If a line in the entries below holds the string "this", copy it.
[Opening SOURCE INFORMATION section]
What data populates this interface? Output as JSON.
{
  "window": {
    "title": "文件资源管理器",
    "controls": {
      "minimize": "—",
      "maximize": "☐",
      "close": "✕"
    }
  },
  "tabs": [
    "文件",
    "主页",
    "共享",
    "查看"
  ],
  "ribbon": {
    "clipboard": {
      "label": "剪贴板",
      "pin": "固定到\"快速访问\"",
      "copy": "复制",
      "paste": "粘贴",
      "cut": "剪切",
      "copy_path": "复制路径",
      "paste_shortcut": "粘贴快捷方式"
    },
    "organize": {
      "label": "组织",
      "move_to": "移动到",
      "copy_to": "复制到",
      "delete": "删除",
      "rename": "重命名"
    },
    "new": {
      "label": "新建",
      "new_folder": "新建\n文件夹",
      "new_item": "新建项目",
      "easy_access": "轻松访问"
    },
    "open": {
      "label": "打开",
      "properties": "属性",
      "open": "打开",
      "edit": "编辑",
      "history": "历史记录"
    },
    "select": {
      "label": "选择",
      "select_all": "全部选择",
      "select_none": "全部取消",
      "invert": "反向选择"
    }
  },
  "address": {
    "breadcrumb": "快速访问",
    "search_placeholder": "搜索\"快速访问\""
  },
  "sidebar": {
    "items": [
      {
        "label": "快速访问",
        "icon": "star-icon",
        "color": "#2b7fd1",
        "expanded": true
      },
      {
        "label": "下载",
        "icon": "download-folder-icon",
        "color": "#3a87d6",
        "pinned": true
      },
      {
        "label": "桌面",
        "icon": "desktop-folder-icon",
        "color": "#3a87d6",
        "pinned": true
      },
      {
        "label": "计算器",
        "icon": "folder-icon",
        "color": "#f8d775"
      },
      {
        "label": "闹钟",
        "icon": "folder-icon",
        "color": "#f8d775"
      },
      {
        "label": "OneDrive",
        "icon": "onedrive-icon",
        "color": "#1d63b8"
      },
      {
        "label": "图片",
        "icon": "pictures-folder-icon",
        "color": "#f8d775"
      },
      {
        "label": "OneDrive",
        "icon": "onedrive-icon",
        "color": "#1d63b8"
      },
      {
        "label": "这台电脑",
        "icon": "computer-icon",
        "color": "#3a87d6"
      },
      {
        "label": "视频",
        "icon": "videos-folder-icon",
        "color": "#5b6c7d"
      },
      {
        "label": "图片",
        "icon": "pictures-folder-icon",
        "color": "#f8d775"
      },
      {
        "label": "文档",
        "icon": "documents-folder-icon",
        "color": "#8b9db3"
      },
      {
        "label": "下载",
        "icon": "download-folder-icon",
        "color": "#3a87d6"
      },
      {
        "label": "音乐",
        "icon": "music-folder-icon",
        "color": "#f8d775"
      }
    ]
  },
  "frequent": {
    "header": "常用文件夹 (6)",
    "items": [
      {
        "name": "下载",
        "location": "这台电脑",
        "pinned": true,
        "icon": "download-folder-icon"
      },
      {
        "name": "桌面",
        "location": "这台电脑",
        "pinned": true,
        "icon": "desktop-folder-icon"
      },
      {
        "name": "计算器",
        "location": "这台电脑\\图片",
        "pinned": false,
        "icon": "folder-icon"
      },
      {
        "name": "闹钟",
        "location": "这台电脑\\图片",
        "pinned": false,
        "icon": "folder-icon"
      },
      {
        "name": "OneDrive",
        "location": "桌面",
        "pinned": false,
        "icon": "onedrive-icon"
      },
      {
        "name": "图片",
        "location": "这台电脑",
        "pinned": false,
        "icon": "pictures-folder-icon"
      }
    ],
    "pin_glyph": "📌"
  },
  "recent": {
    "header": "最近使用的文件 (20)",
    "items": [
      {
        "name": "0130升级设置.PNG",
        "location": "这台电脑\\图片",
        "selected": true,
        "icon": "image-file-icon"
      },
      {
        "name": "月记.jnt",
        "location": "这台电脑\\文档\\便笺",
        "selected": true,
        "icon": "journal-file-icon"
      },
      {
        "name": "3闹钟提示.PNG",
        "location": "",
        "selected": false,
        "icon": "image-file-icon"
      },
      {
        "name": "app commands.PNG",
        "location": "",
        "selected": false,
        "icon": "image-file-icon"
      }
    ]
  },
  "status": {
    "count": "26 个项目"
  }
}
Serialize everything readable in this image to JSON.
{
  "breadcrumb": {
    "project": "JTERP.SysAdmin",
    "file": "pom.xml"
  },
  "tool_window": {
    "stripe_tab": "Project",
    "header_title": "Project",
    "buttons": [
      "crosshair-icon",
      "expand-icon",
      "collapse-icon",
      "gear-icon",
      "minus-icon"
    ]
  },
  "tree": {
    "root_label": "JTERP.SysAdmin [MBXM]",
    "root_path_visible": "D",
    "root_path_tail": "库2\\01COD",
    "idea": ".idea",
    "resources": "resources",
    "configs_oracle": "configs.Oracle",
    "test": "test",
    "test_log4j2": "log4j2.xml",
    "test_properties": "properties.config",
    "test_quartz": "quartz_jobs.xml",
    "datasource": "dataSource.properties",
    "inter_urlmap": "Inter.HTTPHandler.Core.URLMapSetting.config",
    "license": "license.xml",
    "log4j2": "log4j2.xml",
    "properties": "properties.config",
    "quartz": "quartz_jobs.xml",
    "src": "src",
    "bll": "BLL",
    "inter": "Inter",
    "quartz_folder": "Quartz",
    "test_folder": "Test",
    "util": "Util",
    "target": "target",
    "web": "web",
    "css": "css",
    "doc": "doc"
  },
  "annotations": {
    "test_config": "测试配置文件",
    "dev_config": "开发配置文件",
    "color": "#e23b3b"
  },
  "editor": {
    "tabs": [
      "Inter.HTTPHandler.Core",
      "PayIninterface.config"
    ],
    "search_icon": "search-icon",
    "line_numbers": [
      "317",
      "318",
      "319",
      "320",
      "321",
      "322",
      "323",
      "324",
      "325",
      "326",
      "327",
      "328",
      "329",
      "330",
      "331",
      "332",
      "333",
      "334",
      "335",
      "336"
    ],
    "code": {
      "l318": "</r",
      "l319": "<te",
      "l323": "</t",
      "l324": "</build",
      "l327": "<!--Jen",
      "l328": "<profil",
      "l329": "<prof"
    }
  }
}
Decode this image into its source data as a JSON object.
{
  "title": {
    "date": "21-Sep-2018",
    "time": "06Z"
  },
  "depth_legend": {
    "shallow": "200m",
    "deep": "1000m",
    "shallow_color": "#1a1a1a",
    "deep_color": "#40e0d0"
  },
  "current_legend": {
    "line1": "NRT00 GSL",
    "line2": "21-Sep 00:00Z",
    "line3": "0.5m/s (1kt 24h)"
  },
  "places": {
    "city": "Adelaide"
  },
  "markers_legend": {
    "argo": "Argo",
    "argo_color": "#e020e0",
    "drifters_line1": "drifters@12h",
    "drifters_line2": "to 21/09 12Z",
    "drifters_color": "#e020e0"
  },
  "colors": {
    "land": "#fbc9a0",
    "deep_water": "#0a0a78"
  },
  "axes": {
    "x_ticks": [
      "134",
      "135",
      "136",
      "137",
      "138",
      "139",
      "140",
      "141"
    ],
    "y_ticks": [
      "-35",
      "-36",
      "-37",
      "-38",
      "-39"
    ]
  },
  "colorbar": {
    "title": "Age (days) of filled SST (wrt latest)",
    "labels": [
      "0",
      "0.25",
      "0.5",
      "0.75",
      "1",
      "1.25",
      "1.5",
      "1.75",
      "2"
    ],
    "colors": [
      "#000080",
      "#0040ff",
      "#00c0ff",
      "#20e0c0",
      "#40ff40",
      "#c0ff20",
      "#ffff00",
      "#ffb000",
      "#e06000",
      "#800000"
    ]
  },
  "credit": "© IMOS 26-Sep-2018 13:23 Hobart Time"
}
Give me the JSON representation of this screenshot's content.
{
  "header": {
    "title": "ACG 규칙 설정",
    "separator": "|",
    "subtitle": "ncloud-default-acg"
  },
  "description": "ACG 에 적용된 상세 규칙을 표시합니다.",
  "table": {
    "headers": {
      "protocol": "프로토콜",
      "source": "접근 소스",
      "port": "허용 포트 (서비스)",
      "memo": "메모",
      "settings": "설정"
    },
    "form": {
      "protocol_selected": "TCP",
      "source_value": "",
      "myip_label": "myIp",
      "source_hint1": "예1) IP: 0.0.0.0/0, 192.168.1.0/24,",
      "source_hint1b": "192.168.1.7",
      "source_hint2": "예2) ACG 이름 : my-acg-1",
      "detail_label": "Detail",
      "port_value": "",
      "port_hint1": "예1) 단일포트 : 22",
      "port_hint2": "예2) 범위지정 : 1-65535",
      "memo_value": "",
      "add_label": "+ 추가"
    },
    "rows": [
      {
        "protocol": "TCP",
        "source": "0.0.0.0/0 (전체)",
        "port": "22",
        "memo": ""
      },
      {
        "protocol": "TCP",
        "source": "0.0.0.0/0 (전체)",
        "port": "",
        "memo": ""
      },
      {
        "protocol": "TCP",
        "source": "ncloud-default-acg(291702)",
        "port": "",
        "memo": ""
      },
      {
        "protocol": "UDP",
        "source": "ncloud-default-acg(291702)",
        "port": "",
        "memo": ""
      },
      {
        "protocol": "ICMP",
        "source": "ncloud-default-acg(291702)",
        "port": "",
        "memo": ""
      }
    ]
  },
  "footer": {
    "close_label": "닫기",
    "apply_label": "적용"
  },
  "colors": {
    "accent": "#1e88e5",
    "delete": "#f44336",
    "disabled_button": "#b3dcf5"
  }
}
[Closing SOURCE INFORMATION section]
→ **PROBLEM SOLUTION**:
What data populates this interface? Output as JSON.
Serialize everything readable in this image to JSON.
Decode this image into its source data as a JSON object.
Give me the JSON representation of this screenshot's content.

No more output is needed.